Open Fire – Amber Lough

Screen Shot 2019-11-21 at 7.40.32 PMI have had the privilege of reading this book in successive drafts, and it has only gotten better.

Based on the story of the Women’s Battalion of Death in WWI Russia, it follows Katya, an officer’s daughter who volunteers for the regiment. Amber Lough, the author, is a veteran of the Iraq War and writes clear, compelling battle sequences as well as fleshing out the characters so that their travails break your heart. The friendship between Katya and her buddy Masha, as well as Katya’s relationship with her deserter brother Maxim, stands out as extremely well done, and the historical figure of the regiment’s leader and founder, Maria Bochkareva, becomes a compelling character as well. I had a few quibbles with some of the political setting in terms of the Russian Revolution (as usual, not enough screen-time for non-Bolshevik socialists), but the character of Sergei, a Bolshevik activist who wants Katya to desert for both personal and political reasons, was also very well done.

The ending and the last line broke my heart, as they should have.

I had issues with the book recommendations at the end–Richard Pipes wrote the single worst book on the revolution that I have had the misfortune of reading, and it is recommended here–but Lough’s research is strong. Katya’s political confusion is realistic for the era and her age, although I wasn’t quite sold on some of her contradictory actions.
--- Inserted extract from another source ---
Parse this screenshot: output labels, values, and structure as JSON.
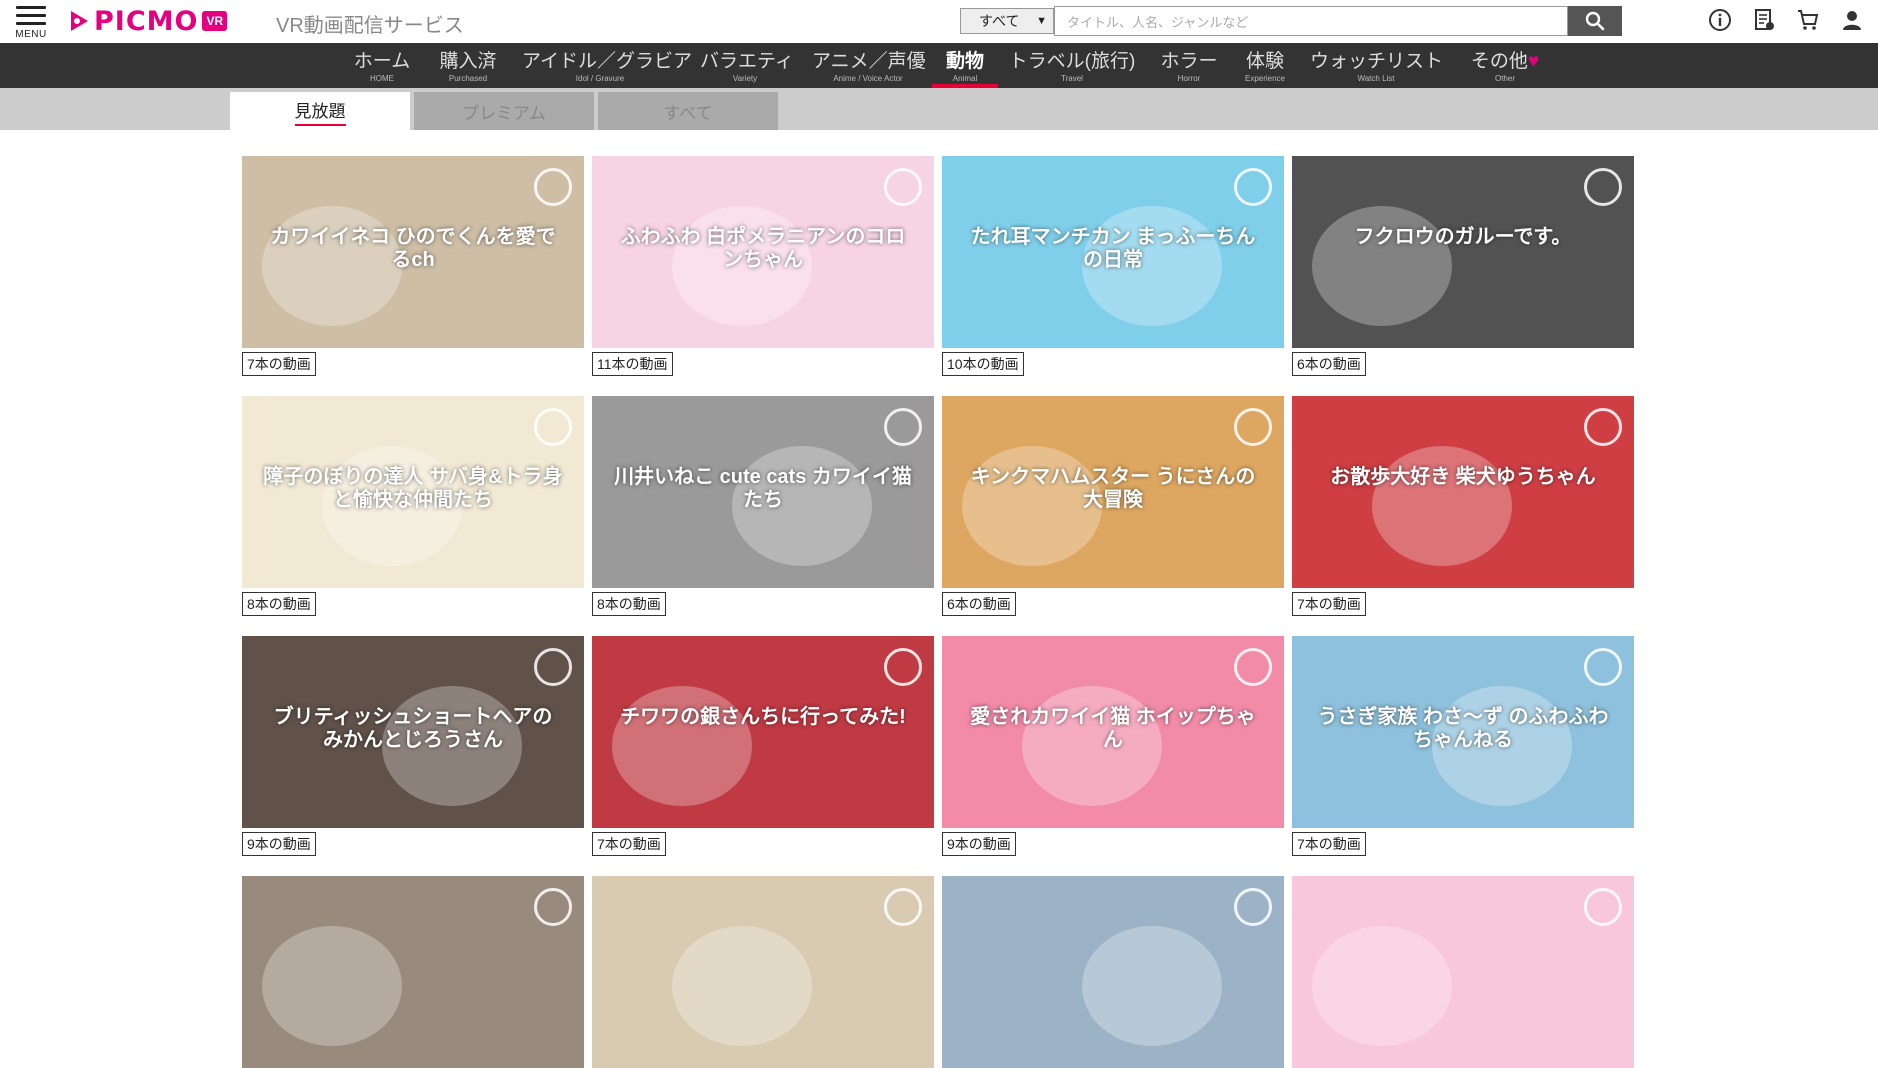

I want a sequel very badly but also can’t bear the thought of these characters living through the brutal Russian Civil War, so I would say Lough did a great job in both telling a compelling story and attaching me to the characters.

 

2020 YA Titles Not To Miss!

Here’s a look at some of the YA books I’m most looking forward to in 2020.

Screen Shot 2019-10-04 at 3.58.46 PM1. Hunted by the Sky by Tanaz Bhathena
After A Girl Like That, the story of an Indian half-Parsi orphan growing up in Saudi Arabia, I will read anything Bhathena writes. This Indian-inspired epic fantasy dealing with class and politics looks like a lot of fun.

2. Open Fire by Amber Lough
I had the privilege of reading a draft of this take on the Women’s Battalion of Death, a Russian Revolution-era all-female military unit. I can’t wait for the rest of the world to meet patriotic-but-increasingly-conflicted Katya and follow her journey in WWI.

3. Queen of Coin and Whispers by Helen CorcoranScreen Shot 2019-10-04 at 3.59.32 PM
This fantasy novel from a debut Irish author features a romance between an idealistic new queen and her female spymaster, as well as plenty of political intrigue.

4. Dark and Deepest Red by Anna-Marie McLemore
A fantasy retelling of Hans Christian Andersen’s “The Red Shoes,” tying it to the the dancing plague in 15th century Strasbourg and the persecution of the Romani people. Sounds super interesting, and McLemore’s previous work, though I haven’t read it, is highly praised.

5. All the Days Past, All the Days to Come by Mildred D. Taylor
We (for values of we that mean Americans of my generation) all read Roll of Thunder, Hear My Cry growing up. I’ve always wondered what happened to Cassie and her brothers and friends after The Road to Memphis, and now we finally get answers in this story of grown-up Cassie in the Civil Rights Movement.

Screen Shot 2019-10-04 at 4.00.52 PM6. The Silence of Bones by June Hur
A teenage girl in 1800’s Korea is an indentured servant working for a police detective. Together, they investigate the murder of a noblewoman. This one certainly has a unique setting and premise! I don’t think I’ve read any YA set in Korea before the Japanese occupation.

Upcoming novel about the Women’s Battalion of Death

I wasn’t a huge fan of Amber Lough’s debut novel The Fire Wish, a Middle Eastern-set fantasy novel which I found pedestrian. However, in interviews, she’s revealed the topic of an upcoming book, and it couldn’t be more fascinating.

Though they’re less famous than their WWII sisters, a number of Russian women fought in WWI under the Provisional Government (the government that came after the revolution but before the Bolsheviks). They even had their own units, including the above mentioned Women’s Battalion of Death (“of death” meaning they had sworn not to surrender).

The first woman to serve in the Russian armed forces was Maria Bochkareva, whose story you can read about here.

Anyway, Amber Lough is writing a novel about the female soldiers of WWI Russia. She’s a vet herself, which raises my expectations for the book.

Can’t wait to find out title, release date, etc.